§ PROBLEM STATEMENT:
Scan the material below for the string "auffordern". Report every line that has it.
━━ PROVIDED ENTRIES
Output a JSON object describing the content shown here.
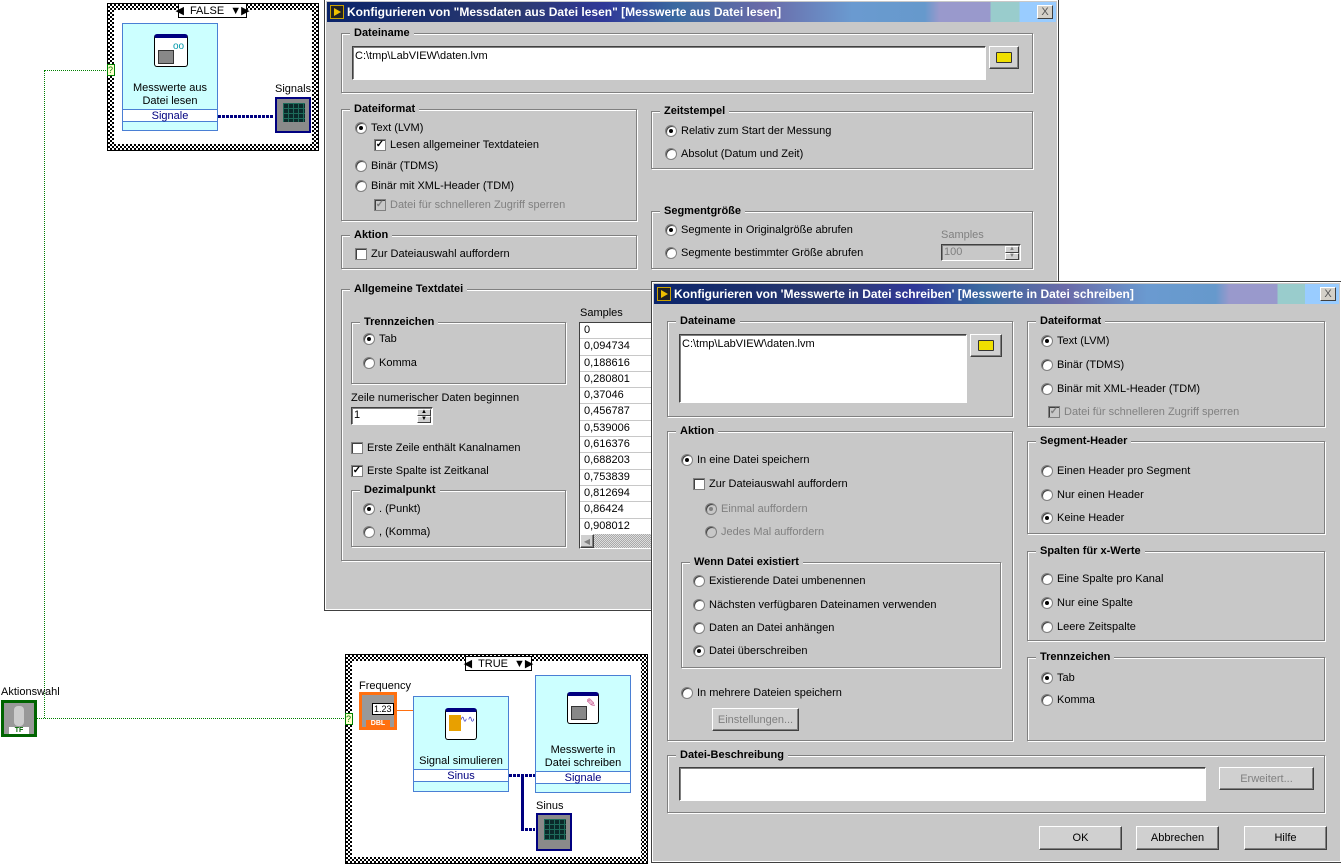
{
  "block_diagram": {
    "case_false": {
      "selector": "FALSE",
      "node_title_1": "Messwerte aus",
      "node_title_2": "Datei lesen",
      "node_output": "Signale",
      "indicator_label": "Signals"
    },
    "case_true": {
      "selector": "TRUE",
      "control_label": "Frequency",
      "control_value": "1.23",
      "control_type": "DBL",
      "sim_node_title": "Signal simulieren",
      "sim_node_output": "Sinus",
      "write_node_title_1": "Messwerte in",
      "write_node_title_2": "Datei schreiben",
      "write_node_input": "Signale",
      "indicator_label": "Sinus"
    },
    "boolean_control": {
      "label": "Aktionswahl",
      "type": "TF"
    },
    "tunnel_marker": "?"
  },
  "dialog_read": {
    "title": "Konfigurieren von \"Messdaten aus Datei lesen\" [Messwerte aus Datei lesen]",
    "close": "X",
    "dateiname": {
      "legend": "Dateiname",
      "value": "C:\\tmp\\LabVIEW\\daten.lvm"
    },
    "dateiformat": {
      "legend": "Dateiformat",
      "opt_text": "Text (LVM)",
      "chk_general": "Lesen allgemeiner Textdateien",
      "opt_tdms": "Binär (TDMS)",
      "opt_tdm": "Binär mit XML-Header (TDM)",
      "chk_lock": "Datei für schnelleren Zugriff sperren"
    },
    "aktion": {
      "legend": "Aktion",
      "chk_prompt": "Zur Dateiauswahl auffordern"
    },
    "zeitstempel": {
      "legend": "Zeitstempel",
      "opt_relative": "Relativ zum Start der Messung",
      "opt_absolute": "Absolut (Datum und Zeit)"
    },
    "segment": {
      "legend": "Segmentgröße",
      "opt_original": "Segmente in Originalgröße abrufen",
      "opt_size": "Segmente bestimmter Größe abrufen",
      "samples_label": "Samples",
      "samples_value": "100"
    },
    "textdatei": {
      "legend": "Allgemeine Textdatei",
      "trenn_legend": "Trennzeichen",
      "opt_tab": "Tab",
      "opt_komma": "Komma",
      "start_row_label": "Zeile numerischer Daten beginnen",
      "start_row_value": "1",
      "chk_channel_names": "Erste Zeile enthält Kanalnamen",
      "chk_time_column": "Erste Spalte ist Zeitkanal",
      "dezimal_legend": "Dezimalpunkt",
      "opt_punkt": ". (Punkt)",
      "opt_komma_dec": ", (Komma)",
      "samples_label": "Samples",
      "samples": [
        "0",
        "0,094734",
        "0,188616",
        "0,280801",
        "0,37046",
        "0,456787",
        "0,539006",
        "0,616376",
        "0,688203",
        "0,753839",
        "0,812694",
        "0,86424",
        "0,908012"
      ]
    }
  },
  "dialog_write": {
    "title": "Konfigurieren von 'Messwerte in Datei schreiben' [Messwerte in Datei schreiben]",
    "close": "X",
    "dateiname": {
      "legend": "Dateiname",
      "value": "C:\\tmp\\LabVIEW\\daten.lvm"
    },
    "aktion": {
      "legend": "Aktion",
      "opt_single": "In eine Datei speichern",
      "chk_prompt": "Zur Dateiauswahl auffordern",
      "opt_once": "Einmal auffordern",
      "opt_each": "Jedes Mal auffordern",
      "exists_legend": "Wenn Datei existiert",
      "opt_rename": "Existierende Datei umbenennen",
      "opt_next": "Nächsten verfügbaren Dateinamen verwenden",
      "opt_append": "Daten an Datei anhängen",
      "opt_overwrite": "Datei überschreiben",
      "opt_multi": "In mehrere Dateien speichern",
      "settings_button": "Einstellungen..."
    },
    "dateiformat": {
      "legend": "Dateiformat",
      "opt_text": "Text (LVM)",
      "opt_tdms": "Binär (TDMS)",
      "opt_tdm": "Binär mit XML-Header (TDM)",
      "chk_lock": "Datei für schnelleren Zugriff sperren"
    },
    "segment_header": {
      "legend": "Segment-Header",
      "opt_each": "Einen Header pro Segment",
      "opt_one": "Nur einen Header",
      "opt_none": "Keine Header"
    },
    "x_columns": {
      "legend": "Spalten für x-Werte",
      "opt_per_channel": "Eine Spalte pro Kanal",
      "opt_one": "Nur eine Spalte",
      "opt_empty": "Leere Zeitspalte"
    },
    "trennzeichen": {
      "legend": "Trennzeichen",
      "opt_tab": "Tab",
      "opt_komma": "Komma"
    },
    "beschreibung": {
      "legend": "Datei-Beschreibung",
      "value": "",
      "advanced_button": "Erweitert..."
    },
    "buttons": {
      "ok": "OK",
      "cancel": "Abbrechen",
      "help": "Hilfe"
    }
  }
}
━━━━
§ ANSWER BOX:
      "chk_prompt": "Zur Dateiauswahl auffordern"
      "chk_prompt": "Zur Dateiauswahl auffordern",
      "opt_once": "Einmal auffordern",
      "opt_each": "Jedes Mal auffordern",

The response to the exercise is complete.